There is a need for a new auto insurance policy in North Carolina


17North Carolina’s Auto Insurance System desperately needs a facelift.The present system is overcharging the good drivers, undercharging the bad ones, while guaranteeing profits to the private companies. This is totally outrageous and needs to be revamped.

Hence, this has brought about the need for change and the government, advocacy groups, and the insurance industry have all woken up and come forward with some modification plans. But all of these plans are far from perfect because there are some of them that take away the protections and there are the others that don’t go all the way in changing the system. All the different sectors such as the citizen’s group, insurers, elected leaders etc., must come forward and reach a consensus where hidden costs and guarantees of profits are done away with.

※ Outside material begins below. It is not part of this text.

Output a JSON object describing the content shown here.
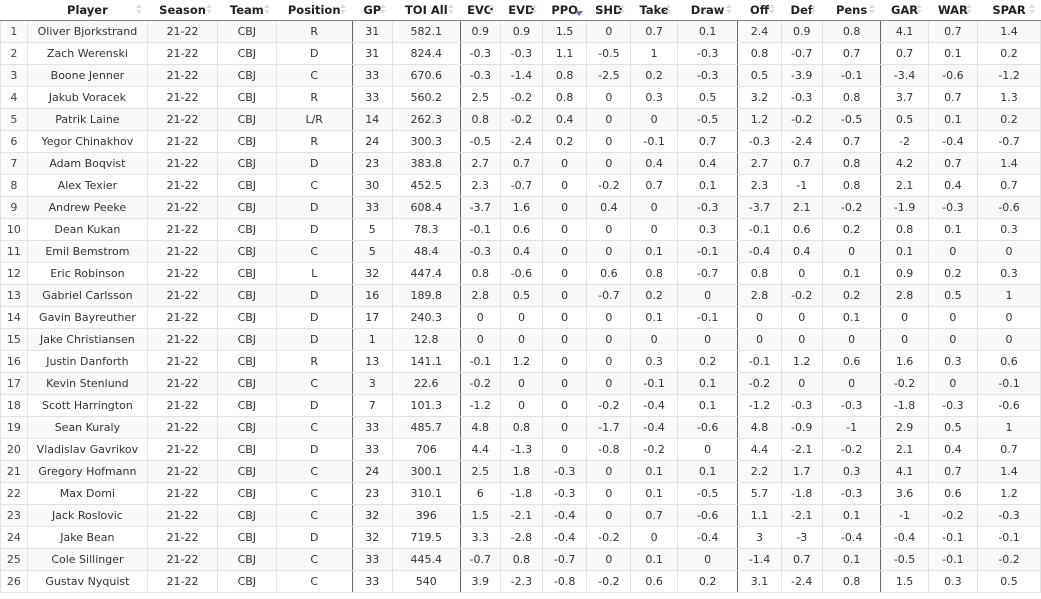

There are multiple private auto insurance companies but the North Carolina automobile insurance is one of its kinds. The industry-run Rate Bureau has a set rate plan, and all the insurance providers follow that. This bureau is a multimillion dollar organization and the running costs of this bureau are incorporated into the auto insurance premiums for all policy holders. When this rate plan is approved by the insurance commissioner he has to guarantee that the industry will make profits. If the policy is not profitable for the company then they can ‘cede’ this to the ‘reinsurance facility’ that is mandated by the government. This facility shares the personnel and staff with the Rate Bureau and also loses a lot of revenue on most of the policies it writes.

In order to make up for these losses that comes as a result of the bad drivers that the insurers don’t cover under their rate plans, there is a special tax that is imposed called the ‘clean risk surcharge’ which is almost $100 for a regular driver in the worst years. This is added on to all insurance policies in the state and this causes a steep increase in rates even for the best drivers, which is unfair.

If this system needs to be fixed the legal profit guarantee that is given to these insurance companies must be totally abolished by the legislature. There is a ‘prior approval system’ in some parts of North Carolina where the government has to give its approval before the companies can charge. This system should be allowed to continue but the insurance commissioner should not feel obligated to assure any profitability for these private companies.